* WORK TO BE COMPLETED *
In the copy, include no pictures. Reproduce the rest of the entries exactly.
══ DATA EXTRACT
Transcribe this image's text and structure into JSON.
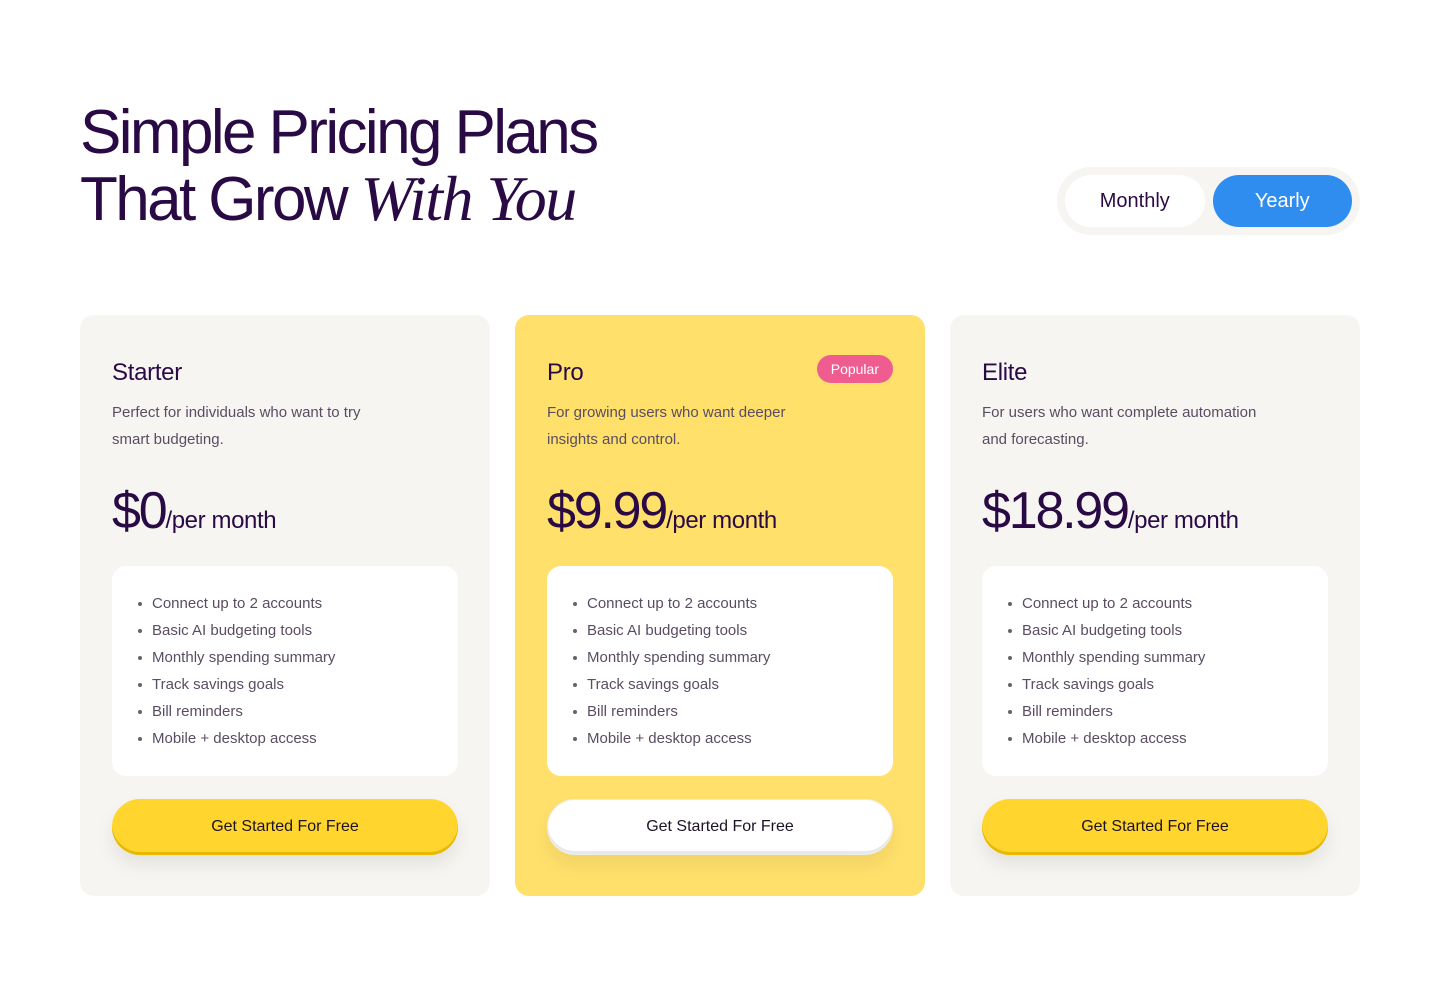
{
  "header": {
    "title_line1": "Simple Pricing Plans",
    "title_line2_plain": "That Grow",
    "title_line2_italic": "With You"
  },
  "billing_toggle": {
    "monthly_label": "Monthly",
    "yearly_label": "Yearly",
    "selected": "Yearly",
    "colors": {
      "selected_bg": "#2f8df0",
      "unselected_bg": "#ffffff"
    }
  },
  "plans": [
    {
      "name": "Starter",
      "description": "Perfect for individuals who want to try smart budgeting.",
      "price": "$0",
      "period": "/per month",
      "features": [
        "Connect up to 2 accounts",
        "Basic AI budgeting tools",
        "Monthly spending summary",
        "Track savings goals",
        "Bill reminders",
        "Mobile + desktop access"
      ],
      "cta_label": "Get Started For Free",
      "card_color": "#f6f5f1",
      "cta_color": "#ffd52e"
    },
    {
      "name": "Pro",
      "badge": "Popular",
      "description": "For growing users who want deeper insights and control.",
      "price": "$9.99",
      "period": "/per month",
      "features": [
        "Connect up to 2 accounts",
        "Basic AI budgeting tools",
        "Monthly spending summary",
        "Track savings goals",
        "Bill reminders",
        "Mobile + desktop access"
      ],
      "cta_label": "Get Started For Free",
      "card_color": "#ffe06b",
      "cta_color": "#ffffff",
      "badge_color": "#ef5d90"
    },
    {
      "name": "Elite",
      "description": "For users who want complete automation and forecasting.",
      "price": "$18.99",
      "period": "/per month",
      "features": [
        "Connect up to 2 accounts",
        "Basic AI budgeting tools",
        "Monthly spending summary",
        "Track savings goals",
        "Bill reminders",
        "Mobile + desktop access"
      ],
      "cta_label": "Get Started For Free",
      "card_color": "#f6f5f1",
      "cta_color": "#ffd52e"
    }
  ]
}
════
* ANSWER TO THIS TASK *
Transcribe this image's text and structure into JSON.
{
  "header": {
    "title_line1": "Simple Pricing Plans",
    "title_line2_plain": "That Grow",
    "title_line2_italic": "With You"
  },
  "billing_toggle": {
    "monthly_label": "Monthly",
    "yearly_label": "Yearly",
    "selected": "Yearly",
    "colors": {
      "selected_bg": "#2f8df0",
      "unselected_bg": "#ffffff"
    }
  },
  "plans": [
    {
      "name": "Starter",
      "description": "Perfect for individuals who want to try smart budgeting.",
      "price": "$0",
      "period": "/per month",
      "features": [
        "Connect up to 2 accounts",
        "Basic AI budgeting tools",
        "Monthly spending summary",
        "Track savings goals",
        "Bill reminders",
        "Mobile + desktop access"
      ],
      "cta_label": "Get Started For Free",
      "card_color": "#f6f5f1",
      "cta_color": "#ffd52e"
    },
    {
      "name": "Pro",
      "badge": "Popular",
      "description": "For growing users who want deeper insights and control.",
      "price": "$9.99",
      "period": "/per month",
      "features": [
        "Connect up to 2 accounts",
        "Basic AI budgeting tools",
        "Monthly spending summary",
        "Track savings goals",
        "Bill reminders",
        "Mobile + desktop access"
      ],
      "cta_label": "Get Started For Free",
      "card_color": "#ffe06b",
      "cta_color": "#ffffff",
      "badge_color": "#ef5d90"
    },
    {
      "name": "Elite",
      "description": "For users who want complete automation and forecasting.",
      "price": "$18.99",
      "period": "/per month",
      "features": [
        "Connect up to 2 accounts",
        "Basic AI budgeting tools",
        "Monthly spending summary",
        "Track savings goals",
        "Bill reminders",
        "Mobile + desktop access"
      ],
      "cta_label": "Get Started For Free",
      "card_color": "#f6f5f1",
      "cta_color": "#ffd52e"
    }
  ]
}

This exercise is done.